ACTIVITY: Review the listing and copy each line that holds the word "date".

INPUT DATA:
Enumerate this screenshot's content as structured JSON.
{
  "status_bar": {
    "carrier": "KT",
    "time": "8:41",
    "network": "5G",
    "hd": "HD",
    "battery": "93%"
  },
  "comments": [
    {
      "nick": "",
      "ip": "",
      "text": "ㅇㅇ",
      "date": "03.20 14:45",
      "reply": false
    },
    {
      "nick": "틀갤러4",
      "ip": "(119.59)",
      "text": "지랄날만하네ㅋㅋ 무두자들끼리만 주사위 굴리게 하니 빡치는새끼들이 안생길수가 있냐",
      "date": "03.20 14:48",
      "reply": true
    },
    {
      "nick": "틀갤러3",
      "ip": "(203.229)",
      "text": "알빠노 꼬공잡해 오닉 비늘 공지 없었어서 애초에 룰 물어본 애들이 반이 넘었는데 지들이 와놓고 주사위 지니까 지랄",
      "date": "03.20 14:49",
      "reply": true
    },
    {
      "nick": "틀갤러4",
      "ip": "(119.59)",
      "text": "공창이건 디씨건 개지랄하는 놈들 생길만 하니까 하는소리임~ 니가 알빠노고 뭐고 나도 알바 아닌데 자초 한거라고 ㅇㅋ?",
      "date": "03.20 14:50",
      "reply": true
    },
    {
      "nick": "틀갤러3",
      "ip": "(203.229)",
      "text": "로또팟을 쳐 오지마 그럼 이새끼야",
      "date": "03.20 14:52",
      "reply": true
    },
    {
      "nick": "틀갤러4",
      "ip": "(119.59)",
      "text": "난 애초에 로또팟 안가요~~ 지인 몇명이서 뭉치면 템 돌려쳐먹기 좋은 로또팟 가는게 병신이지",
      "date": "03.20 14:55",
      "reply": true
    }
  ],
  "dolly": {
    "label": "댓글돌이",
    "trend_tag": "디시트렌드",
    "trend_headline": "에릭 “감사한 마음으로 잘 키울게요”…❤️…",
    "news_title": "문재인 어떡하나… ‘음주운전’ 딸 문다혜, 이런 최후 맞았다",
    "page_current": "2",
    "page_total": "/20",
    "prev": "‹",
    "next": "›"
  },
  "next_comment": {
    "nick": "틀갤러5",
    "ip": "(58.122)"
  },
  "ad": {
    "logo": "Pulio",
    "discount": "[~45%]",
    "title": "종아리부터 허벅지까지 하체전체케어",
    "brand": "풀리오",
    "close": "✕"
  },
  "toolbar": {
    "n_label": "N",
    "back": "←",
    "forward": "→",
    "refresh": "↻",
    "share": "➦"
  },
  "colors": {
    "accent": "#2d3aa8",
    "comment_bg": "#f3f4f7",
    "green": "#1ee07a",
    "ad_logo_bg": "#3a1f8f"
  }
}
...
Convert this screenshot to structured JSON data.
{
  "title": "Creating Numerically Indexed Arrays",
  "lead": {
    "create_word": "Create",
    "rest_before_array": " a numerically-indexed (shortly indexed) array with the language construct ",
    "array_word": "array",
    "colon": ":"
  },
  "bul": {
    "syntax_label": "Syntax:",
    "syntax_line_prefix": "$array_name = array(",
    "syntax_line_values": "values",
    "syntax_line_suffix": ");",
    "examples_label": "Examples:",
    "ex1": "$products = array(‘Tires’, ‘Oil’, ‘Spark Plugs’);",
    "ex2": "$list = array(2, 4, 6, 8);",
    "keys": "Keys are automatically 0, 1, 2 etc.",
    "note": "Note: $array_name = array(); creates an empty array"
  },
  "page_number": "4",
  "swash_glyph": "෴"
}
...
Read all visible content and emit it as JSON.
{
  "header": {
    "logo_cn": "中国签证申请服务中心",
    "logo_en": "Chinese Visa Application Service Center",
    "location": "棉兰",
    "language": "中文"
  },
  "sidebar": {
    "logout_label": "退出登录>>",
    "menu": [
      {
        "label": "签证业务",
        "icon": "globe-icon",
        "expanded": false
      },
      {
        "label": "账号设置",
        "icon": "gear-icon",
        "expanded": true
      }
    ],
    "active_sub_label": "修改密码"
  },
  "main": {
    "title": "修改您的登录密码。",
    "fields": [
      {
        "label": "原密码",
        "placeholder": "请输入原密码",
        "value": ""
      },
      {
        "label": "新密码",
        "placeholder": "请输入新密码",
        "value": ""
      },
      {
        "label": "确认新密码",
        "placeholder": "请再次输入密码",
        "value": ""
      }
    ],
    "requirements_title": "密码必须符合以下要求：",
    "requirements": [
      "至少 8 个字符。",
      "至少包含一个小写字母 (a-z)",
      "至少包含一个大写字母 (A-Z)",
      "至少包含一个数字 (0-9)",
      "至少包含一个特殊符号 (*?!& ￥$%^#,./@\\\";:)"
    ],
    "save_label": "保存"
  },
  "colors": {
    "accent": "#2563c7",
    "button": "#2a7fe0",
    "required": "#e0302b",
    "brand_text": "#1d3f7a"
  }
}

EXERCISE RESPONSE:
      "date": "03.20 14:45",
      "date": "03.20 14:48",
      "date": "03.20 14:49",
      "date": "03.20 14:50",
      "date": "03.20 14:52",
      "date": "03.20 14:55",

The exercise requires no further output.